Bahr described the security coordination and the crackdown on Hamas supporters in the West Bank as a new Palestinian "Nakba" (Catastrophe) -- the term used by Palestinians and Arabs to describe the establishment of Israel in 1948.
Referring to Trump's upcoming visit to Jerusalem and Bethlehem, and reports that the U.S. administration was seeking to revive stalled peace talks between the PA and Israel, the top Hamas official said that Palestinians remain committed to the "resistance to liberate Palestine despite the conspiracies that are being concocted against them."
For Hamas and its allies, Trump's peace efforts are nothing less than a plot designed to force Palestinians to make unacceptable concessions to Israel. They will accept nothing but the elimination of Israel and its replacement with an Islamic state governed by Islamic sharia law.
Islamic Jihad leaders, for their part, said that Trump's upcoming visit to the Middle East was aimed at "forming a new alliance to preserve" Israel's interests.
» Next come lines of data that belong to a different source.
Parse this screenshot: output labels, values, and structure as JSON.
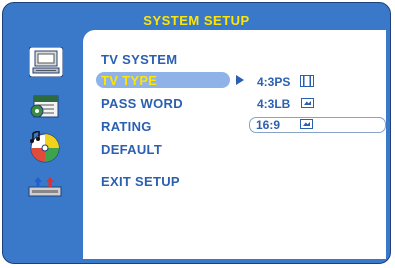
{
  "title": "SYSTEM SETUP",
  "menu": {
    "tv_system": "TV SYSTEM",
    "tv_type": "TV TYPE",
    "pass_word": "PASS WORD",
    "rating": "RATING",
    "default": "DEFAULT",
    "exit_setup": "EXIT SETUP"
  },
  "tv_type_options": {
    "opt1": "4:3PS",
    "opt2": "4:3LB",
    "opt3": "16:9"
  },
  "sidebar": {
    "icons": [
      "computer-monitor-icon",
      "settings-calendar-icon",
      "music-disc-icon",
      "speaker-arrows-icon"
    ]
  },
  "colors": {
    "background": "#3a78c9",
    "title": "#ffe600",
    "menu_text": "#2b5fb0",
    "highlight": "#8fb2e8"
  }
}
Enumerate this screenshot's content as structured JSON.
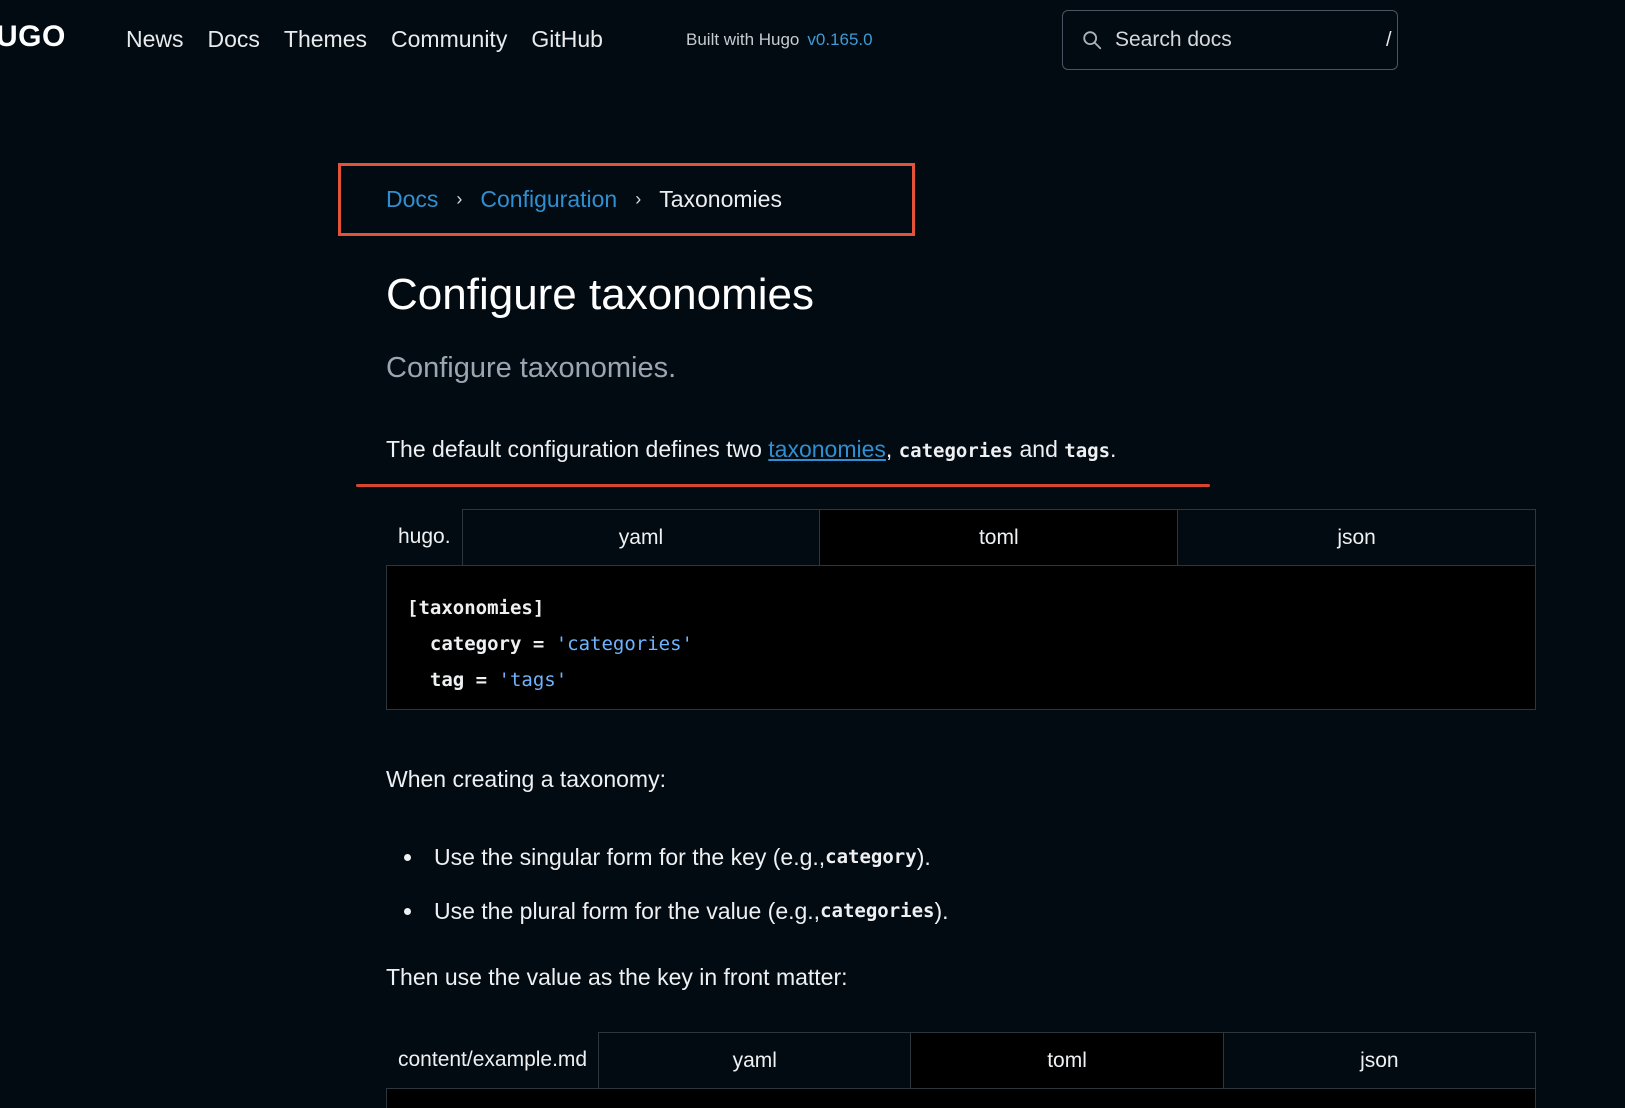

They believe that the purported alliance will consist of Israel, Abbas's PA and some Arab countries.
In the view of Islamic Jihad leader Mohammed al-Hindi, the Trump-engineered alliance would "create a new Nakba" for the Palestinians. "Palestine is the land of all Palestinians and part of our history," he declared. He too warned Abbas against any agreement that includes concessions to Israel.
Ignoring such threats issued by Palestinian terror groups is done only at one's extreme peril. These are not marginal factions with a limited following among Palestinians.
Rather, the ideology of Hamas and Islamic Jihad is widespread among the Palestinians and lives in the hearts and minds of many of them. These terror groups are popular not only in the Gaza Strip, but also among large sectors of Palestinians in the West Bank.
Just last week we received yet another reminder of Hamas's increased popularity in the West Bank when its supporters won -- for the third straight year -- the student council elections at Bir Zeit University near Ramallah. Hamas's victory in the university election has once again left Abbas and his loyalists bewildered.
The electoral showing is anything but confusing: it demonstrates with excruciating clarity that Hamas could easily take over any Palestinian state that the U.S. and the Europeans help create in the West Bank.
No one is more aware of this than Abbas -- in a situation that accounts for why he has spent the past decade blocking parliamentary and presidential elections. Above all, Abbas wishes to avoid his mistake of 2006, when Hamas won the parliamentary election.
For a start, Trump might ask Abbas precisely how he plans to cope with the threats by Hamas and Islamic Jihad and other Palestinian groups to destroy Israel and thwart any "treacherous" peace agreement with Israel.
Under the current circumstances, when Palestinians are radicalized against Israel on a daily basis and Hamas's popularity is skyrocketing, the talk about a two-state solution and peace sounds downright delusional.
Abbas is a weak leader with precious little legitimacy among Palestinians. He would never survive any kind of real peace deal with Israel -- a reality that, ironically, he has done his very best to create.
Trump and his advisors might put aside the sweet talk of Abbas and his spokesmen, and listen instead for the unsettling truths voiced by other Palestinians such as Hamas and Islamic Jihad.
Alternatively, the West can continue to fantasize about a new Middle East in which Arabs and Muslims accept Israel's right to exist -- while in reality many of them are totally consumed by their attempts to raze it to the ground.